MRI pioneer honored with MRC Millennium Medal

March 09, 2016

On hearing about the award Sir Peter said: "It was with great pride that my family and I learnt of this immense honour which the MRC wishes to bestow on me. However it must be said that without the then Vice Chancellor, Sir Colin Campbell's encouragement, little would have resulted and we would not have been able to obtain crucial funding from the MRC, as well as my MRC Professorial Fellowship.

"Our achievements in designing and developing the MRI scanner gave us all a sense of satisfaction in the knowledge that we were able to help many sufferers of a range of illnesses. In those early days, of course, MRI was used to image all parts of the body; these days, especially at Nottingham, MRI has evolved to study the brain and brain function under the leadership of Professor Peter Morris."

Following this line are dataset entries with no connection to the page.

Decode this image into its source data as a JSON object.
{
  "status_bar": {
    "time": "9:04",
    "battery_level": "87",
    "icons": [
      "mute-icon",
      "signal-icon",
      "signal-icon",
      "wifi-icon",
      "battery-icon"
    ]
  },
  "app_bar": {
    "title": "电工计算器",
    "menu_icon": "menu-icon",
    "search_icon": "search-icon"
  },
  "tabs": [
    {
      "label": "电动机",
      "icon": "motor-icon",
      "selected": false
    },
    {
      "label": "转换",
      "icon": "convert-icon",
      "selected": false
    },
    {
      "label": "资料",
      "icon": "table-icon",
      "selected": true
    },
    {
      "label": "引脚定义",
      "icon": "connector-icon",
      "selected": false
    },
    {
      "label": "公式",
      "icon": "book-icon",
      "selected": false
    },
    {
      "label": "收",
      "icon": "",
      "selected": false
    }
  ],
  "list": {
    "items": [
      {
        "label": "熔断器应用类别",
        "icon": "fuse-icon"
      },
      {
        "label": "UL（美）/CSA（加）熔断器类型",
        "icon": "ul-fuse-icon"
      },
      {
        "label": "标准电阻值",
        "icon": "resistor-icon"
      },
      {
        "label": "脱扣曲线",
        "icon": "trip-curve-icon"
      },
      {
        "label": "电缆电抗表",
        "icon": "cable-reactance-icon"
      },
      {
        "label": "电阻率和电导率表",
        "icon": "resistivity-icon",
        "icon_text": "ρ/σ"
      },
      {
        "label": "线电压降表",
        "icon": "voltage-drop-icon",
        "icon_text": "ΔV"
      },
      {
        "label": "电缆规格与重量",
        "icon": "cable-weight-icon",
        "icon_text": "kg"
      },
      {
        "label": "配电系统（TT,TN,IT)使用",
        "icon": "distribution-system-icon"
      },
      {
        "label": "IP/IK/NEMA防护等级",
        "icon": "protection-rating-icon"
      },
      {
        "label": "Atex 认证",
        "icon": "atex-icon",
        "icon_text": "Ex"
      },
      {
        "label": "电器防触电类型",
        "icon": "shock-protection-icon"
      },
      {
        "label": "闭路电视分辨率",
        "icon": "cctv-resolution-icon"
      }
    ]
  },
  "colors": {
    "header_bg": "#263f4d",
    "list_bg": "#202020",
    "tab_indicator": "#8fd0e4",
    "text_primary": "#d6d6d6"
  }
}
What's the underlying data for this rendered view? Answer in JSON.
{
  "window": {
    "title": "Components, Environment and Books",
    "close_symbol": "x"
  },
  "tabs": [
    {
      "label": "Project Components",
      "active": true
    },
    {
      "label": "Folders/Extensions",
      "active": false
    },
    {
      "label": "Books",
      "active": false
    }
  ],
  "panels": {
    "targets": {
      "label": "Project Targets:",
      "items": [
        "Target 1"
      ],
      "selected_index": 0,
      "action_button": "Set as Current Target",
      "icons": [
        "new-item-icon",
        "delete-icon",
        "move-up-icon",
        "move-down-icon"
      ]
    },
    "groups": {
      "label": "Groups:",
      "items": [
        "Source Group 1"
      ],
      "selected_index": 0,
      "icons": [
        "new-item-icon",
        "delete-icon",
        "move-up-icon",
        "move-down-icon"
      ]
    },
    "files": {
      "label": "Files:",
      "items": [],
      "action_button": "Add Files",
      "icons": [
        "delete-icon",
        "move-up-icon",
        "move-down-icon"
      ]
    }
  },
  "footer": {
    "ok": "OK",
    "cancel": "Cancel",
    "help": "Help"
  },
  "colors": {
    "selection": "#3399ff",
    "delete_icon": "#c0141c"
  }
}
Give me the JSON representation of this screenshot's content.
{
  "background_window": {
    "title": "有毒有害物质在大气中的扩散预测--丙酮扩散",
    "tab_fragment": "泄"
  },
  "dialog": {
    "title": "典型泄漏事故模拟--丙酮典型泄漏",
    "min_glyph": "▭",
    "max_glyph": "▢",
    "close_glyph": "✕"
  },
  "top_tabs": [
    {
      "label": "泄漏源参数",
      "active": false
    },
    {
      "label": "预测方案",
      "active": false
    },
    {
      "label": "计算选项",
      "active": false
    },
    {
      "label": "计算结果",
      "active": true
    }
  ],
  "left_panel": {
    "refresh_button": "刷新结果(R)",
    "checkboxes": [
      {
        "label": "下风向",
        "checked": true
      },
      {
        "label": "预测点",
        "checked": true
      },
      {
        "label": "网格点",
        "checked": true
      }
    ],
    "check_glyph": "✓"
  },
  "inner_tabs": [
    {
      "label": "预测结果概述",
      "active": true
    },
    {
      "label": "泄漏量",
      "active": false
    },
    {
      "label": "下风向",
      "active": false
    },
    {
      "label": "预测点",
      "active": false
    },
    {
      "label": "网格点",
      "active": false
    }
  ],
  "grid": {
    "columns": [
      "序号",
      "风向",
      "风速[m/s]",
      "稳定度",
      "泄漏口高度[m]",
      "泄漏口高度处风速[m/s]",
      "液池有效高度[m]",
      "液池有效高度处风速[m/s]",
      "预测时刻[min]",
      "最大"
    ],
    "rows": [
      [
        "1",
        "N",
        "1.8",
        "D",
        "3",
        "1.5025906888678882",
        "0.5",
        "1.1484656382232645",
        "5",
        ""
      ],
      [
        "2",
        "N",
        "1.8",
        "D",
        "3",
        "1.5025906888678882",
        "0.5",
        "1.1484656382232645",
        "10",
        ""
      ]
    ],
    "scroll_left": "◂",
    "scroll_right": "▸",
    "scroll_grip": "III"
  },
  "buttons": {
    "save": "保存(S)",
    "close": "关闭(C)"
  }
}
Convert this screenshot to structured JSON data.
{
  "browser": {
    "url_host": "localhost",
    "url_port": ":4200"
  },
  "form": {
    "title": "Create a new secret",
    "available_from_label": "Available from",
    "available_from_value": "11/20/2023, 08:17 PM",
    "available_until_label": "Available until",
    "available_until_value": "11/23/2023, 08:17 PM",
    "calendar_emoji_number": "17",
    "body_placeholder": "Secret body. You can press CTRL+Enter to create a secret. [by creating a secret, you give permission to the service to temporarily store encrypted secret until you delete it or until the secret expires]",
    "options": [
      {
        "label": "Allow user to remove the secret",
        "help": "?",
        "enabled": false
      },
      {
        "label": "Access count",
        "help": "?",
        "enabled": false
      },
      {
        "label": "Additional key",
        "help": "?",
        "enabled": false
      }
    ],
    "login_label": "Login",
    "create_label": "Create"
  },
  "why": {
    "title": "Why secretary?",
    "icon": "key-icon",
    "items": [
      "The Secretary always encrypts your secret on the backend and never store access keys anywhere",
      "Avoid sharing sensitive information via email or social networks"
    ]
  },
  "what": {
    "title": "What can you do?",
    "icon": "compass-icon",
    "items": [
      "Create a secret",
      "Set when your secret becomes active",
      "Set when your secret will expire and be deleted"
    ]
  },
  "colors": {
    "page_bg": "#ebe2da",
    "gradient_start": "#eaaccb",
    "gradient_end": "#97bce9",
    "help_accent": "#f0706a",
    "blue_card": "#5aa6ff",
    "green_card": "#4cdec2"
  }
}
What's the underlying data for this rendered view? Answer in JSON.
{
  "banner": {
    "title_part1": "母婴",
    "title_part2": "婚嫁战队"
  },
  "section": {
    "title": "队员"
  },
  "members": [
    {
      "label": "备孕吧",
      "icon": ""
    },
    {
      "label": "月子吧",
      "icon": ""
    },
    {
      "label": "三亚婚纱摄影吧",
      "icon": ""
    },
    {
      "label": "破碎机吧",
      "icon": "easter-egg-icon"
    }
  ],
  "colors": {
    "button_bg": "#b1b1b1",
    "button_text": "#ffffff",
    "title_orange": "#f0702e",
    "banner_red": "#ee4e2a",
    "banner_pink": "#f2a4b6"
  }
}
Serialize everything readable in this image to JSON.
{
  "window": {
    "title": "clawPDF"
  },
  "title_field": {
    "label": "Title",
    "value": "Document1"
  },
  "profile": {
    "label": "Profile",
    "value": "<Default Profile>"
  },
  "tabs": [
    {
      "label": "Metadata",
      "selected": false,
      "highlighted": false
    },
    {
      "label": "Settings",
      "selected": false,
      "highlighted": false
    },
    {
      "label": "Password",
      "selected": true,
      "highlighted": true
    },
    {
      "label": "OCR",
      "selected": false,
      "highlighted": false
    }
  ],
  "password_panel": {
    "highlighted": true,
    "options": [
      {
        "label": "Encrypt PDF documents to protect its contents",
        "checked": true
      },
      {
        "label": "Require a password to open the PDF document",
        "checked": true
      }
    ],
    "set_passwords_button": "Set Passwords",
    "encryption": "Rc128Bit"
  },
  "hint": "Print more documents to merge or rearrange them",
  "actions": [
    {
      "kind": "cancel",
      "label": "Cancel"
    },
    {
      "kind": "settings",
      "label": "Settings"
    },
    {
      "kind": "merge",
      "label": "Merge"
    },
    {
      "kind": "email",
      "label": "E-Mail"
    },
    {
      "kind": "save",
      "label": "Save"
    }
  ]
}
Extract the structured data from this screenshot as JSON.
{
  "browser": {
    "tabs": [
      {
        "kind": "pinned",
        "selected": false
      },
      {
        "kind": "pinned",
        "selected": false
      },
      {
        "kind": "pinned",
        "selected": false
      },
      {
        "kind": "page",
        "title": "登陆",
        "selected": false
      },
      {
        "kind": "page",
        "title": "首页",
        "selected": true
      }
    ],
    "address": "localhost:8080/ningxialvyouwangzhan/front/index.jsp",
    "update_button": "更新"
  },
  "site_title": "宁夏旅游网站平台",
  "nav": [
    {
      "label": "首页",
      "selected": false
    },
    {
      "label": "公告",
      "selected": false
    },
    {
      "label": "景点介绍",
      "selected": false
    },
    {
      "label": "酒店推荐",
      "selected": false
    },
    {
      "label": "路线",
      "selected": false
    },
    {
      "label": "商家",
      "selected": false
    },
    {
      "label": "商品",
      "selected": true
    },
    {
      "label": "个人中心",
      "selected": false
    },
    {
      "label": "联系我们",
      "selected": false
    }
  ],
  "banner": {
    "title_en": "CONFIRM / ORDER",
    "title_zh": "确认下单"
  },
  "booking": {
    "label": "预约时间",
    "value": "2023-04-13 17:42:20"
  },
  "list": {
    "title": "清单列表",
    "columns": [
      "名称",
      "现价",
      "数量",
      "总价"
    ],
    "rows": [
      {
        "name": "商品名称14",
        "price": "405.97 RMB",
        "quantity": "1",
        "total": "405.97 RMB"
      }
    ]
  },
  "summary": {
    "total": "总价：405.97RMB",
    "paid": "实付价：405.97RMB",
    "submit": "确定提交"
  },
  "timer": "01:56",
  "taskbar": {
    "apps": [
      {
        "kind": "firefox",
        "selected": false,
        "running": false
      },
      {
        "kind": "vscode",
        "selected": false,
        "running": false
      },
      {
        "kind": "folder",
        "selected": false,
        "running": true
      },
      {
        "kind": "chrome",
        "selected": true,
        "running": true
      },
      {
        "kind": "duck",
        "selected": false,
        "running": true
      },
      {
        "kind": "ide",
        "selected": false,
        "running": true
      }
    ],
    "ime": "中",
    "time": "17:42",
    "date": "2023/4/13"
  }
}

MRC Chief Executive Sir Leszek Borysiewicz commenting on the award said: "MRI has revolutionised medical diagnostics and research, enabling exact and non-evasive imaging of human internal organs. This prestigious award recognises and celebrates Sir Peter's achievements in the development of MRI, which today is a multibillion dollar industry. All major hospitals are equipped with MRI whole body scanners, with an estimated 10,000 systems in use worldwide."

Previous winners of the MRC Millennium Medal, which was inaugurated in 2000, have included Cesar Milstein, for his pioneering work on monoclonal antibodies and Tom Meade, who was awarded the medal in 2002 for his contribution to UK health, particularly in the treatment and prevention of cardiovascular disease.

Source: University of Nottingham